Brief:
Make an exact copy of every entry below, with the pictures left out.

Interface dataset entries
+++

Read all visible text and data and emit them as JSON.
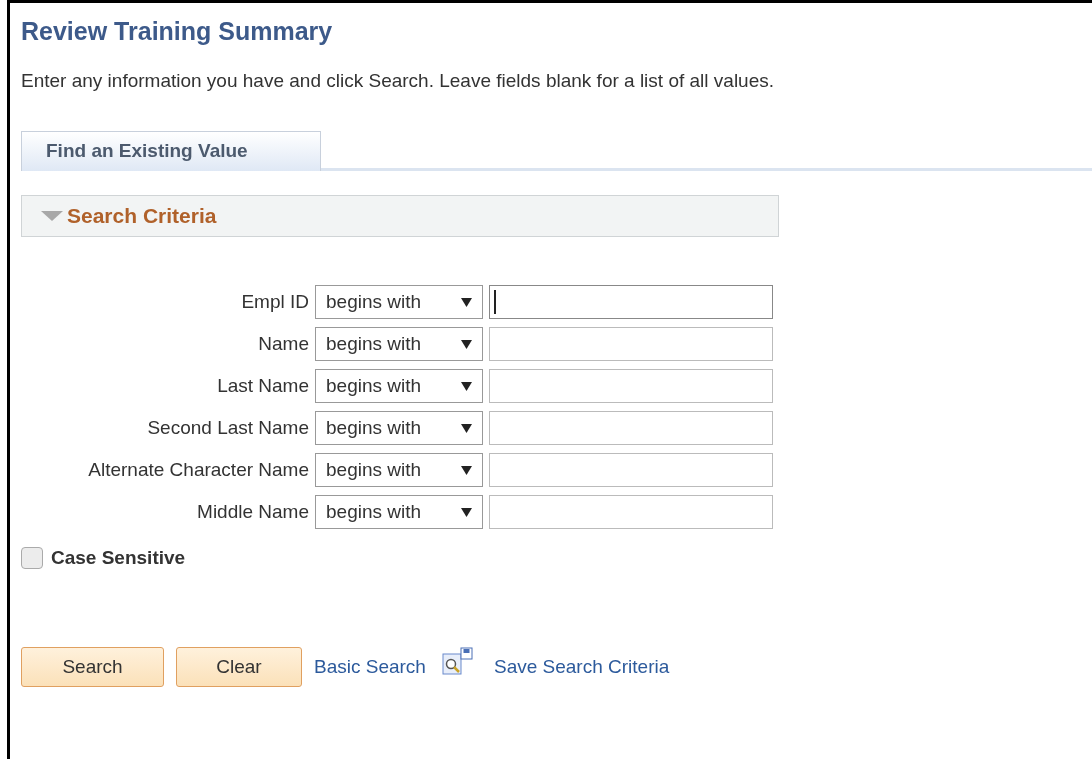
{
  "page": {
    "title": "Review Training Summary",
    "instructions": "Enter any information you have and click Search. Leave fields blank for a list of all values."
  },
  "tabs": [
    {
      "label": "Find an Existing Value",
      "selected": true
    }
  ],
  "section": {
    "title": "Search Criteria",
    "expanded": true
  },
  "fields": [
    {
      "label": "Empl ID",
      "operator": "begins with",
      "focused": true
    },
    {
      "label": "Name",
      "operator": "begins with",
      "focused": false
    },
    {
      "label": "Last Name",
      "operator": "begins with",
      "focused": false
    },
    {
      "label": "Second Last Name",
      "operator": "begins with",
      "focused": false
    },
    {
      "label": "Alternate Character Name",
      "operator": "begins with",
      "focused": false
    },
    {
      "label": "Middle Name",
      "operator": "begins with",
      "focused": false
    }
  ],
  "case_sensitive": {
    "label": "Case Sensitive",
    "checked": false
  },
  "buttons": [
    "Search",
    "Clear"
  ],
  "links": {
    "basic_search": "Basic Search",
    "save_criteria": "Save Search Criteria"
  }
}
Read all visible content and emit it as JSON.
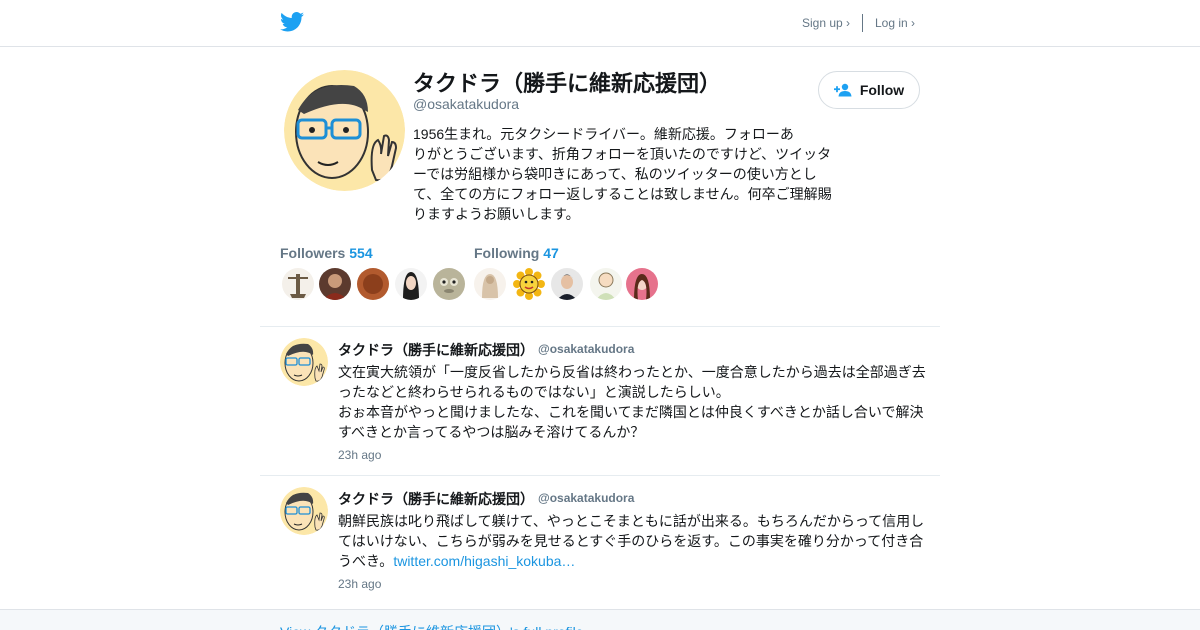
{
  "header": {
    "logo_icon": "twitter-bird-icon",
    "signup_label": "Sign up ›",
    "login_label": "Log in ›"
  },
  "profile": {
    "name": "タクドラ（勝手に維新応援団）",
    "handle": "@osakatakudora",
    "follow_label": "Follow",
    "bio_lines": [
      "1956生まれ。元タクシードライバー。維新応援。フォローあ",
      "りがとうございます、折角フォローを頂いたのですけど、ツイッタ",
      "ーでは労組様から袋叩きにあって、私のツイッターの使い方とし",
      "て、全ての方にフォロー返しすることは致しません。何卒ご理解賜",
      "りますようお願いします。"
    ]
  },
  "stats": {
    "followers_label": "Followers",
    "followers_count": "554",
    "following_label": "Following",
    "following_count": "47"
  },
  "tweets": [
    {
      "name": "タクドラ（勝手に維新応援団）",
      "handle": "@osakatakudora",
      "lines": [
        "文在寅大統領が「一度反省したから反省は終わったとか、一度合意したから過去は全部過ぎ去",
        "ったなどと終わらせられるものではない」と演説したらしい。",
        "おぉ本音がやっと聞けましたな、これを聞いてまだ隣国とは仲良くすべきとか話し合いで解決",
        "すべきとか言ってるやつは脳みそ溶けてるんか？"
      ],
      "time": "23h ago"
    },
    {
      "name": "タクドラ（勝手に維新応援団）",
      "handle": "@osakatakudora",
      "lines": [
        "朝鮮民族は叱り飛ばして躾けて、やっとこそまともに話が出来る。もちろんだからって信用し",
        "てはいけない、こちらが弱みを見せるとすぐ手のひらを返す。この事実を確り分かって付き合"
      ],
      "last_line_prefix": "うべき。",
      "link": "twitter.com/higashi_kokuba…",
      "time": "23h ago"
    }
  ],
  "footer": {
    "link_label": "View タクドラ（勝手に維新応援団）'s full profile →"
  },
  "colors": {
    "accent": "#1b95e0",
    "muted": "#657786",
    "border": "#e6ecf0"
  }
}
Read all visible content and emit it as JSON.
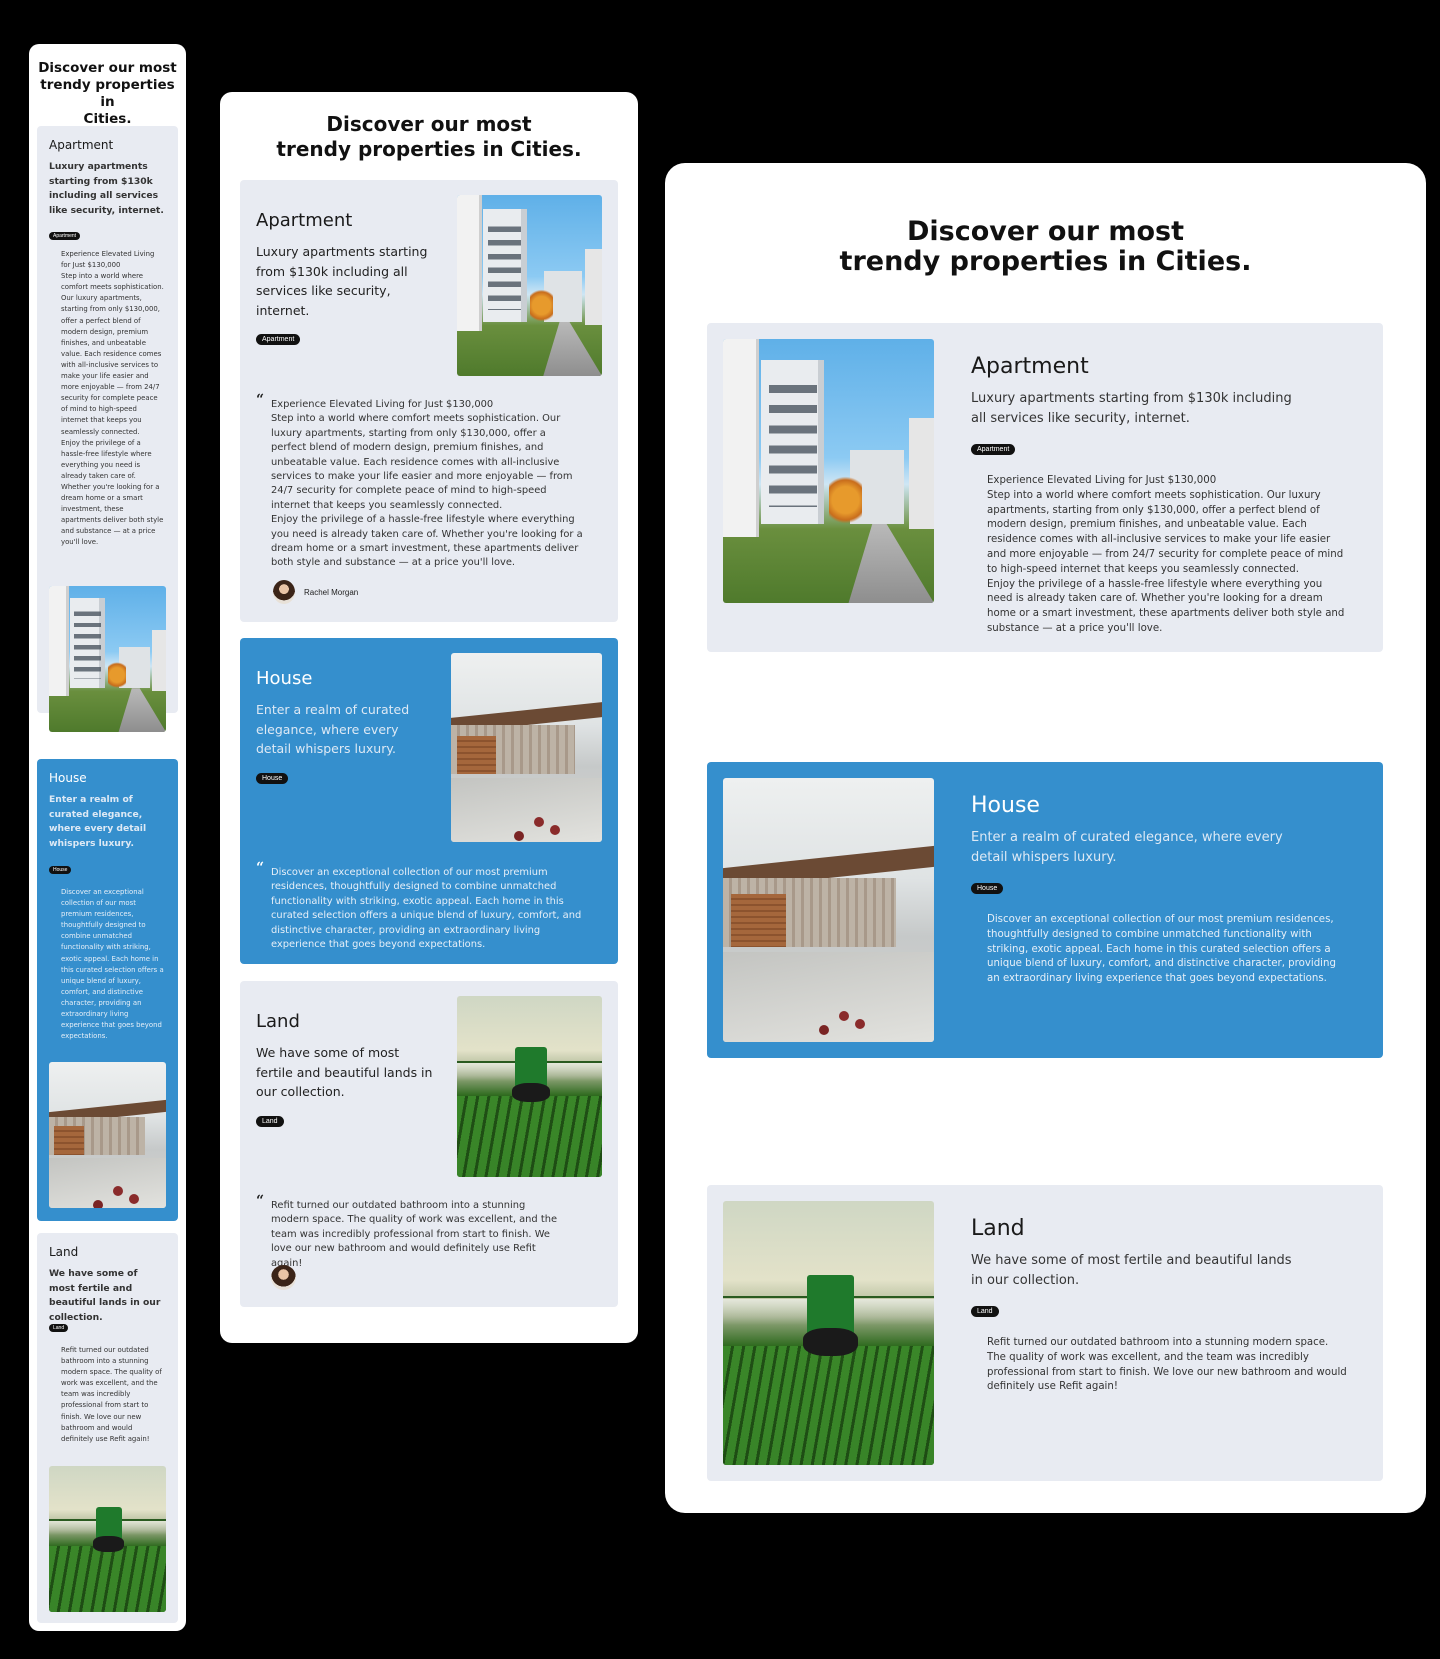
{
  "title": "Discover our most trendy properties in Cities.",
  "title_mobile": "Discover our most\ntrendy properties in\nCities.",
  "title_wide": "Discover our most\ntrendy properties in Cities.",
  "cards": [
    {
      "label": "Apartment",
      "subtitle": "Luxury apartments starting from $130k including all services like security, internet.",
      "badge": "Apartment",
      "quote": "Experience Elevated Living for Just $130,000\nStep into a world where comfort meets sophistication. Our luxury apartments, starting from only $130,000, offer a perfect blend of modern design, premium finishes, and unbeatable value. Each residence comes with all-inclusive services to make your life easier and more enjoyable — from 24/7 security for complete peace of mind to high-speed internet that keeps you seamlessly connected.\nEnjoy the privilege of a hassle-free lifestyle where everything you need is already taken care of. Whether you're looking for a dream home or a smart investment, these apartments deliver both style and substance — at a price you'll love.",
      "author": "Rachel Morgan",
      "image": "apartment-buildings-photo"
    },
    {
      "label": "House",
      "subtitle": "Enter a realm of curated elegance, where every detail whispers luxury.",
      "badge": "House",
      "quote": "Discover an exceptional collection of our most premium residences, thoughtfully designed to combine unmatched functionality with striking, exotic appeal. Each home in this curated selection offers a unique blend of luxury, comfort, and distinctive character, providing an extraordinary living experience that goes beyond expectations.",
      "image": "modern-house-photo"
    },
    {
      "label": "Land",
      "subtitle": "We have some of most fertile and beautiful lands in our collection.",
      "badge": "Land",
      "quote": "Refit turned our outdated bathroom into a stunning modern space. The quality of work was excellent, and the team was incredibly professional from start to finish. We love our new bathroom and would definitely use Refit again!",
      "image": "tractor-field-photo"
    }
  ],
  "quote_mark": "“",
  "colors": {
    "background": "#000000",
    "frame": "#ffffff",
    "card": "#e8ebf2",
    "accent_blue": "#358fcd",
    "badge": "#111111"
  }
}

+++

Answer:
Read all visible text and data and emit them as JSON.
{
  "page": {
    "title": "Review Training Summary",
    "instructions": "Enter any information you have and click Search. Leave fields blank for a list of all values."
  },
  "tabs": [
    {
      "label": "Find an Existing Value",
      "selected": true
    }
  ],
  "section": {
    "title": "Search Criteria",
    "expanded": true
  },
  "fields": [
    {
      "label": "Empl ID",
      "operator": "begins with",
      "focused": true
    },
    {
      "label": "Name",
      "operator": "begins with",
      "focused": false
    },
    {
      "label": "Last Name",
      "operator": "begins with",
      "focused": false
    },
    {
      "label": "Second Last Name",
      "operator": "begins with",
      "focused": false
    },
    {
      "label": "Alternate Character Name",
      "operator": "begins with",
      "focused": false
    },
    {
      "label": "Middle Name",
      "operator": "begins with",
      "focused": false
    }
  ],
  "case_sensitive": {
    "label": "Case Sensitive",
    "checked": false
  },
  "buttons": [
    "Search",
    "Clear"
  ],
  "links": {
    "basic_search": "Basic Search",
    "save_criteria": "Save Search Criteria"
  }
}
Read all visible content and emit it as JSON.
{
  "header": {
    "logo_icon": "twitter-bird-icon",
    "signup_label": "Sign up ›",
    "login_label": "Log in ›"
  },
  "profile": {
    "name": "タクドラ（勝手に維新応援団）",
    "handle": "@osakatakudora",
    "follow_label": "Follow",
    "bio_lines": [
      "1956生まれ。元タクシードライバー。維新応援。フォローあ",
      "りがとうございます、折角フォローを頂いたのですけど、ツイッタ",
      "ーでは労組様から袋叩きにあって、私のツイッターの使い方とし",
      "て、全ての方にフォロー返しすることは致しません。何卒ご理解賜",
      "りますようお願いします。"
    ]
  },
  "stats": {
    "followers_label": "Followers",
    "followers_count": "554",
    "following_label": "Following",
    "following_count": "47"
  },
  "tweets": [
    {
      "name": "タクドラ（勝手に維新応援団）",
      "handle": "@osakatakudora",
      "lines": [
        "文在寅大統領が「一度反省したから反省は終わったとか、一度合意したから過去は全部過ぎ去",
        "ったなどと終わらせられるものではない」と演説したらしい。",
        "おぉ本音がやっと聞けましたな、これを聞いてまだ隣国とは仲良くすべきとか話し合いで解決",
        "すべきとか言ってるやつは脳みそ溶けてるんか？"
      ],
      "time": "23h ago"
    },
    {
      "name": "タクドラ（勝手に維新応援団）",
      "handle": "@osakatakudora",
      "lines": [
        "朝鮮民族は叱り飛ばして躾けて、やっとこそまともに話が出来る。もちろんだからって信用し",
        "てはいけない、こちらが弱みを見せるとすぐ手のひらを返す。この事実を確り分かって付き合"
      ],
      "last_line_prefix": "うべき。",
      "link": "twitter.com/higashi_kokuba…",
      "time": "23h ago"
    }
  ],
  "footer": {
    "link_label": "View タクドラ（勝手に維新応援団）'s full profile →"
  },
  "colors": {
    "accent": "#1b95e0",
    "muted": "#657786",
    "border": "#e6ecf0"
  }
}
Read all visible content and emit it as JSON.
{
  "title": "Discover our most trendy properties in Cities.",
  "title_mobile": "Discover our most\ntrendy properties in\nCities.",
  "title_wide": "Discover our most\ntrendy properties in Cities.",
  "cards": [
    {
      "label": "Apartment",
      "subtitle": "Luxury apartments starting from $130k including all services like security, internet.",
      "badge": "Apartment",
      "quote": "Experience Elevated Living for Just $130,000\nStep into a world where comfort meets sophistication. Our luxury apartments, starting from only $130,000, offer a perfect blend of modern design, premium finishes, and unbeatable value. Each residence comes with all-inclusive services to make your life easier and more enjoyable — from 24/7 security for complete peace of mind to high-speed internet that keeps you seamlessly connected.\nEnjoy the privilege of a hassle-free lifestyle where everything you need is already taken care of. Whether you're looking for a dream home or a smart investment, these apartments deliver both style and substance — at a price you'll love.",
      "author": "Rachel Morgan",
      "image": "apartment-buildings-photo"
    },
    {
      "label": "House",
      "subtitle": "Enter a realm of curated elegance, where every detail whispers luxury.",
      "badge": "House",
      "quote": "Discover an exceptional collection of our most premium residences, thoughtfully designed to combine unmatched functionality with striking, exotic appeal. Each home in this curated selection offers a unique blend of luxury, comfort, and distinctive character, providing an extraordinary living experience that goes beyond expectations.",
      "image": "modern-house-photo"
    },
    {
      "label": "Land",
      "subtitle": "We have some of most fertile and beautiful lands in our collection.",
      "badge": "Land",
      "quote": "Refit turned our outdated bathroom into a stunning modern space. The quality of work was excellent, and the team was incredibly professional from start to finish. We love our new bathroom and would definitely use Refit again!",
      "image": "tractor-field-photo"
    }
  ],
  "quote_mark": "“",
  "colors": {
    "background": "#000000",
    "frame": "#ffffff",
    "card": "#e8ebf2",
    "accent_blue": "#358fcd",
    "badge": "#111111"
  }
}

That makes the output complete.